**Exercise objective**
Only the pictures are to be left out; set down the rest of the records exactly.

[Start of section]

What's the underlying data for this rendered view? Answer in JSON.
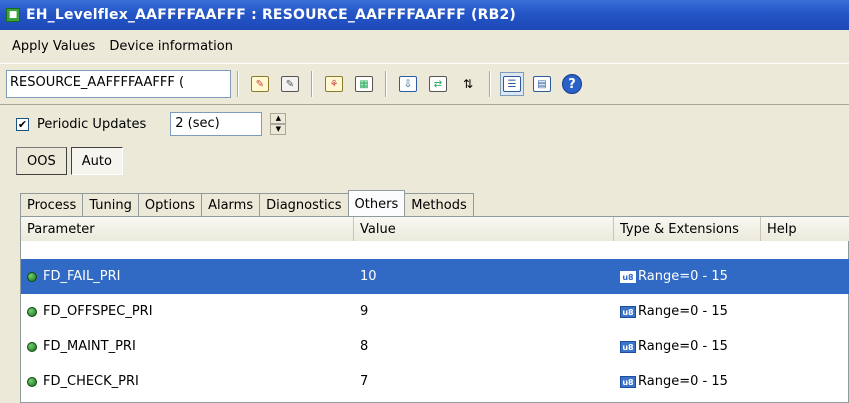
{
  "window": {
    "title": "EH_Levelflex_AAFFFFAAFFF : RESOURCE_AAFFFFAAFFF (RB2)",
    "icon": "app-icon"
  },
  "menu": {
    "items": [
      "Apply Values",
      "Device information"
    ]
  },
  "toolbar": {
    "combo_value": "RESOURCE_AAFFFFAAFFF (",
    "icons": [
      "edit-doc-icon",
      "edit-doc-alt-icon",
      "tree-icon",
      "compare-icon",
      "download-icon",
      "transfer-icon",
      "sort-icon",
      "detail-view-icon",
      "list-view-icon",
      "help-icon"
    ]
  },
  "periodic": {
    "label": "Periodic Updates",
    "checked": true,
    "interval_value": "2 (sec)"
  },
  "modes": {
    "oos": "OOS",
    "auto": "Auto"
  },
  "tabs": [
    "Process",
    "Tuning",
    "Options",
    "Alarms",
    "Diagnostics",
    "Others",
    "Methods"
  ],
  "active_tab": "Others",
  "grid": {
    "columns": [
      "Parameter",
      "Value",
      "Type & Extensions",
      "Help"
    ],
    "rows": [
      {
        "parameter": "FD_FAIL_PRI",
        "value": "10",
        "type_badge": "u8",
        "range": "Range=0 - 15",
        "selected": true
      },
      {
        "parameter": "FD_OFFSPEC_PRI",
        "value": "9",
        "type_badge": "u8",
        "range": "Range=0 - 15",
        "selected": false
      },
      {
        "parameter": "FD_MAINT_PRI",
        "value": "8",
        "type_badge": "u8",
        "range": "Range=0 - 15",
        "selected": false
      },
      {
        "parameter": "FD_CHECK_PRI",
        "value": "7",
        "type_badge": "u8",
        "range": "Range=0 - 15",
        "selected": false
      }
    ]
  },
  "colors": {
    "titlebar": "#2455c6",
    "selection": "#316ac5",
    "window_bg": "#ece9d8"
  }
}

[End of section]

**Answer to the problem**
What's the underlying data for this rendered view? Answer in JSON.
{
  "window": {
    "title": "EH_Levelflex_AAFFFFAAFFF : RESOURCE_AAFFFFAAFFF (RB2)",
    "icon": "app-icon"
  },
  "menu": {
    "items": [
      "Apply Values",
      "Device information"
    ]
  },
  "toolbar": {
    "combo_value": "RESOURCE_AAFFFFAAFFF (",
    "icons": [
      "edit-doc-icon",
      "edit-doc-alt-icon",
      "tree-icon",
      "compare-icon",
      "download-icon",
      "transfer-icon",
      "sort-icon",
      "detail-view-icon",
      "list-view-icon",
      "help-icon"
    ]
  },
  "periodic": {
    "label": "Periodic Updates",
    "checked": true,
    "interval_value": "2 (sec)"
  },
  "modes": {
    "oos": "OOS",
    "auto": "Auto"
  },
  "tabs": [
    "Process",
    "Tuning",
    "Options",
    "Alarms",
    "Diagnostics",
    "Others",
    "Methods"
  ],
  "active_tab": "Others",
  "grid": {
    "columns": [
      "Parameter",
      "Value",
      "Type & Extensions",
      "Help"
    ],
    "rows": [
      {
        "parameter": "FD_FAIL_PRI",
        "value": "10",
        "type_badge": "u8",
        "range": "Range=0 - 15",
        "selected": true
      },
      {
        "parameter": "FD_OFFSPEC_PRI",
        "value": "9",
        "type_badge": "u8",
        "range": "Range=0 - 15",
        "selected": false
      },
      {
        "parameter": "FD_MAINT_PRI",
        "value": "8",
        "type_badge": "u8",
        "range": "Range=0 - 15",
        "selected": false
      },
      {
        "parameter": "FD_CHECK_PRI",
        "value": "7",
        "type_badge": "u8",
        "range": "Range=0 - 15",
        "selected": false
      }
    ]
  },
  "colors": {
    "titlebar": "#2455c6",
    "selection": "#316ac5",
    "window_bg": "#ece9d8"
  }
}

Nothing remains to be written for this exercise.